== AVAILABLE DATA ==
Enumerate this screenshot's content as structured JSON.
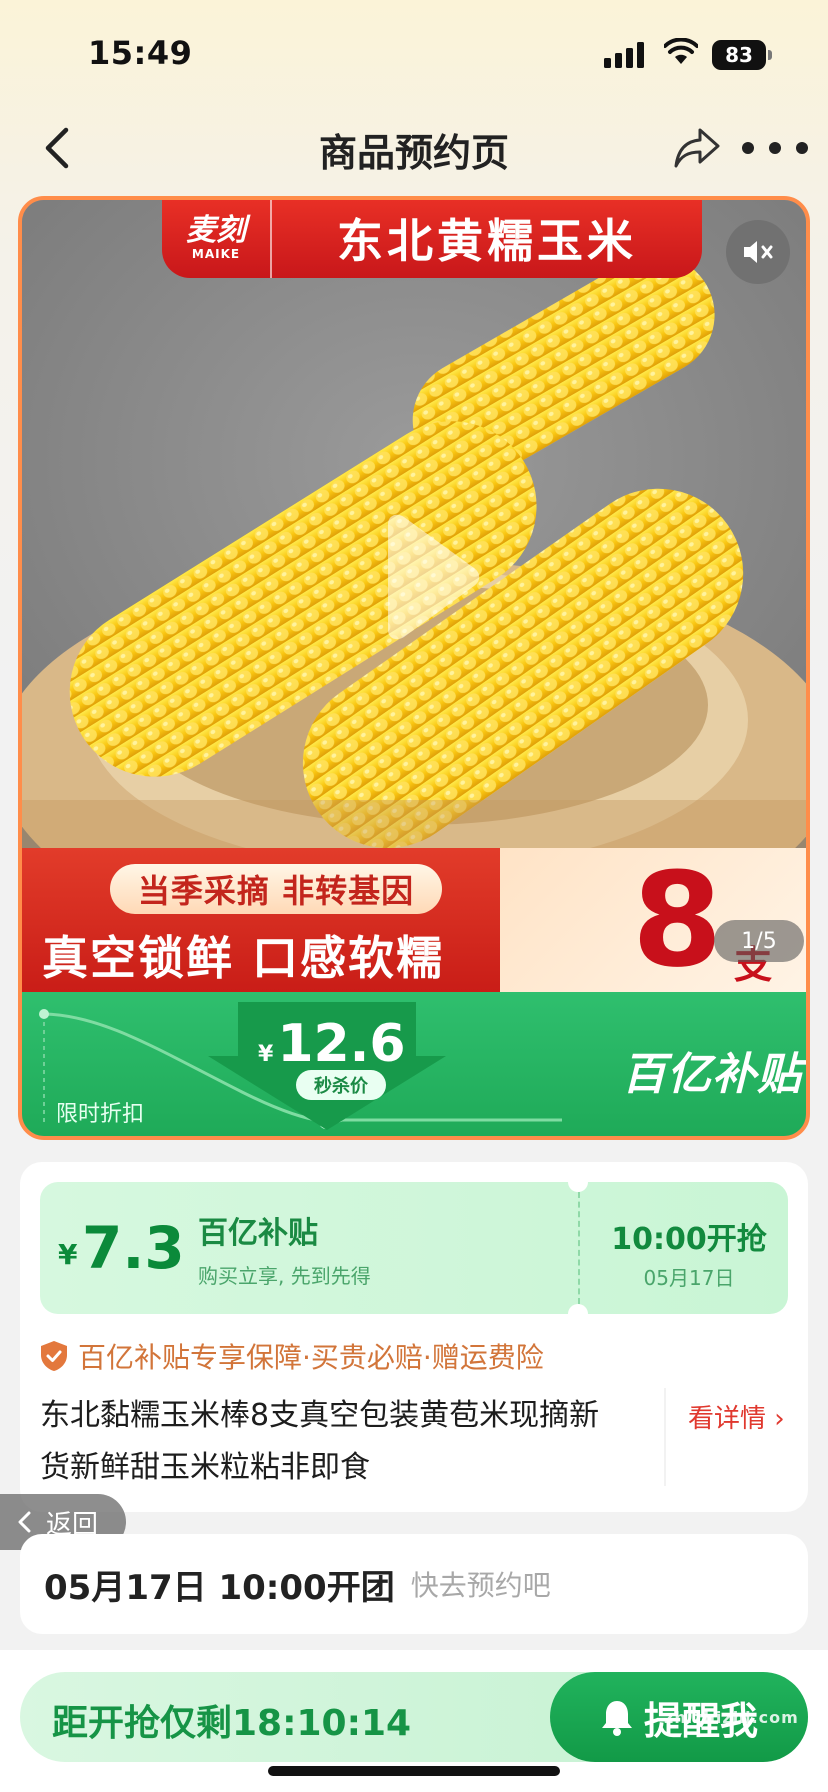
{
  "status_bar": {
    "time": "15:49",
    "battery": "83"
  },
  "nav": {
    "title": "商品预约页"
  },
  "media": {
    "brand_logo_cn": "麦刻",
    "brand_logo_en": "MAIKE",
    "brand_title": "东北黄糯玉米",
    "promo_tag": "当季采摘 非转基因",
    "promo_line": "真空锁鲜 口感软糯",
    "promo_count": "8",
    "promo_unit": "支",
    "page_indicator": "1/5"
  },
  "price_band": {
    "currency": "¥",
    "price": "12.6",
    "price_tag": "秒杀价",
    "limit_label": "限时折扣",
    "subsidy_logo": "百亿补贴"
  },
  "coupon": {
    "currency": "¥",
    "amount": "7.3",
    "title": "百亿补贴",
    "subtitle": "购买立享, 先到先得",
    "start_time": "10:00开抢",
    "start_date": "05月17日"
  },
  "guarantee": {
    "text": "百亿补贴专享保障·买贵必赔·赠运费险"
  },
  "product": {
    "title": "东北黏糯玉米棒8支真空包装黄苞米现摘新货新鲜甜玉米粒粘非即食",
    "detail_link": "看详情 ›"
  },
  "return_pill": {
    "label": "返回"
  },
  "group": {
    "date_time": "05月17日  10:00开团",
    "hint": "快去预约吧"
  },
  "bottom": {
    "countdown": "距开抢仅剩18:10:14",
    "remind_label": "提醒我",
    "watermark": "zhizhizhi.com"
  },
  "colors": {
    "accent_green": "#1ea957",
    "accent_red": "#c8171a",
    "card_border": "#ff8d4a"
  }
}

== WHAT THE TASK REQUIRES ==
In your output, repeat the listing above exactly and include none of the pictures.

== RESULT FOR THIS TASK ==
Enumerate this screenshot's content as structured JSON.
{
  "status_bar": {
    "time": "15:49",
    "battery": "83"
  },
  "nav": {
    "title": "商品预约页"
  },
  "media": {
    "brand_logo_cn": "麦刻",
    "brand_logo_en": "MAIKE",
    "brand_title": "东北黄糯玉米",
    "promo_tag": "当季采摘 非转基因",
    "promo_line": "真空锁鲜 口感软糯",
    "promo_count": "8",
    "promo_unit": "支",
    "page_indicator": "1/5"
  },
  "price_band": {
    "currency": "¥",
    "price": "12.6",
    "price_tag": "秒杀价",
    "limit_label": "限时折扣",
    "subsidy_logo": "百亿补贴"
  },
  "coupon": {
    "currency": "¥",
    "amount": "7.3",
    "title": "百亿补贴",
    "subtitle": "购买立享, 先到先得",
    "start_time": "10:00开抢",
    "start_date": "05月17日"
  },
  "guarantee": {
    "text": "百亿补贴专享保障·买贵必赔·赠运费险"
  },
  "product": {
    "title": "东北黏糯玉米棒8支真空包装黄苞米现摘新货新鲜甜玉米粒粘非即食",
    "detail_link": "看详情 ›"
  },
  "return_pill": {
    "label": "返回"
  },
  "group": {
    "date_time": "05月17日  10:00开团",
    "hint": "快去预约吧"
  },
  "bottom": {
    "countdown": "距开抢仅剩18:10:14",
    "remind_label": "提醒我",
    "watermark": "zhizhizhi.com"
  },
  "colors": {
    "accent_green": "#1ea957",
    "accent_red": "#c8171a",
    "card_border": "#ff8d4a"
  }
}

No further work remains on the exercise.